becks: You’re right about those pragmatic reasons, at least in airports. I hadn’t thought of that angle, but you as a language teacher have a perspective that I don’t think about much here in English-only land. However, as Tony pointed out, that immigrants work what we consider “menial” jobs is not restricted to airports by any means.
tony: Gratitude is certainly something we’re almost entirely incapable of, and something we desperately need to learn.
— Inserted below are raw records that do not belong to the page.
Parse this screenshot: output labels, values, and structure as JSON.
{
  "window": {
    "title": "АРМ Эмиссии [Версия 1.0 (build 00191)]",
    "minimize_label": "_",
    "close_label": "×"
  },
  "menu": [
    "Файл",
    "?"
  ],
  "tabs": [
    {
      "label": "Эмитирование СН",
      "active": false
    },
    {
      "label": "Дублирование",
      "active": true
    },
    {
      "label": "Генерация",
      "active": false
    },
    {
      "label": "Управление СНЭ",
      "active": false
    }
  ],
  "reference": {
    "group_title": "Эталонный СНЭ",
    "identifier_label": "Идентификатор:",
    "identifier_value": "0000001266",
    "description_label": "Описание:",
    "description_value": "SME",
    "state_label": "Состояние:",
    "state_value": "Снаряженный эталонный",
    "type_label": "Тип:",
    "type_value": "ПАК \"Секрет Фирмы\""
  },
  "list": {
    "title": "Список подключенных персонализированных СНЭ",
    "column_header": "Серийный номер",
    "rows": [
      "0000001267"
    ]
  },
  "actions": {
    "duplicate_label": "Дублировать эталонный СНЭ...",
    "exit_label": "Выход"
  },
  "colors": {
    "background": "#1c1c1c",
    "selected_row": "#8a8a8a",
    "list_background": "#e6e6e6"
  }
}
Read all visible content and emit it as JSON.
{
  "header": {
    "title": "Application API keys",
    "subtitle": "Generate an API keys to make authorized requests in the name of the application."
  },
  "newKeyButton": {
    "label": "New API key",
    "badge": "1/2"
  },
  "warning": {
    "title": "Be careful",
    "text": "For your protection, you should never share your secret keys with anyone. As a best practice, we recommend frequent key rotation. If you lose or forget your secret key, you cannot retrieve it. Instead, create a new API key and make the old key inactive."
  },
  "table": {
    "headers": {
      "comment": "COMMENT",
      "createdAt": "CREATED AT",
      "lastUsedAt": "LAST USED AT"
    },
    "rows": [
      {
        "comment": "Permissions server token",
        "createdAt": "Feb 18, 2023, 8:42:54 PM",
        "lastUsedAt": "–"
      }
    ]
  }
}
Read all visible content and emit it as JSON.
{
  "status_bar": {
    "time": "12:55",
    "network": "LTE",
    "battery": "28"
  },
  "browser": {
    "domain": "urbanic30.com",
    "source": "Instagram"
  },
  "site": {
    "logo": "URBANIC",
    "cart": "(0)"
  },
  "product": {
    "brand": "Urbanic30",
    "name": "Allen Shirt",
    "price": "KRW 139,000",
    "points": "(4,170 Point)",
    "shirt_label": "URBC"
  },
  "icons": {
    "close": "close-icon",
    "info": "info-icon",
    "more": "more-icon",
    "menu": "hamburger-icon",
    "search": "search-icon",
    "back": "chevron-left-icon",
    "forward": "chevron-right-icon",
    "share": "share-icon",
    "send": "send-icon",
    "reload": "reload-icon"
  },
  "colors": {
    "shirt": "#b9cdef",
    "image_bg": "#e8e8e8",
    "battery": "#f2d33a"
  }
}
And yet, my Western upbringing makes me readily equate gratitude with fatalism…
i, like you matt, have spent much time in airports lately and have noticed similar things but my conclusion is a bit different.
im not sure that the immigrants have each individually (nor individually influenced by their culture) to take honour in their work.
i also don’t think that immigrants are more thankful inherently.
rather i think they succeed in living an honorable and thankful existence at work because they are continously surrounded by a community which supports their reasons for being there (in canada, working lots) and which provides the joy of doing something together. i, like any other human, can last a lot longer on the chain gang with a couple friends chipping away next to me.
muslims do community better than us (christians in the west) and because of this, they can effectively resist the shame that is a temptation for anyone that works at burger king.
so i don’t think the answer is to ‘get honour’ or ‘get thankful’ but rather seek to surround ourselves with the family we’ve been given, accepting the support which exists in embryonic form in every group of Christians gathered.
peace matt, love this blog!
joel mason: good pushback and critique my brother. :) I completely agree that their sense of honor derives from a strong community ethos which helps them to overcome the pervasive individualism that cripples people in our culture.
So, I completely agree that to become an honorable person requires finding ourselves within community. This is where we find the traditions, conventions and stories that tell us who we are and who we should aspire to be. Out of this honor and thankfulness will flow, I think.
I’ve been thinking about honour a bit too, curious as to where it is in daily life. how people can honour and dishonour each other in their interactions. At MISA (Halifax’s Metro- Immigrant Settlement Association) we were talking about explaining different words as concepts… anyways, honour came up. i can’t figure a definition that really surmizes it, but it seems to be something to do with respect and dignity, but also with the person you have aspoused yourself to be, and whether that you being true or not. doing right by something or someone based on the terms of what dignifies, not what will merely serve your own ends. the binary of it seems to do with deception and deceitfulness, selfishness and prejudice.
Steph: Yeah, it’s definitely a difficult-to-define concept, but you seem to be hitting all the right notes there.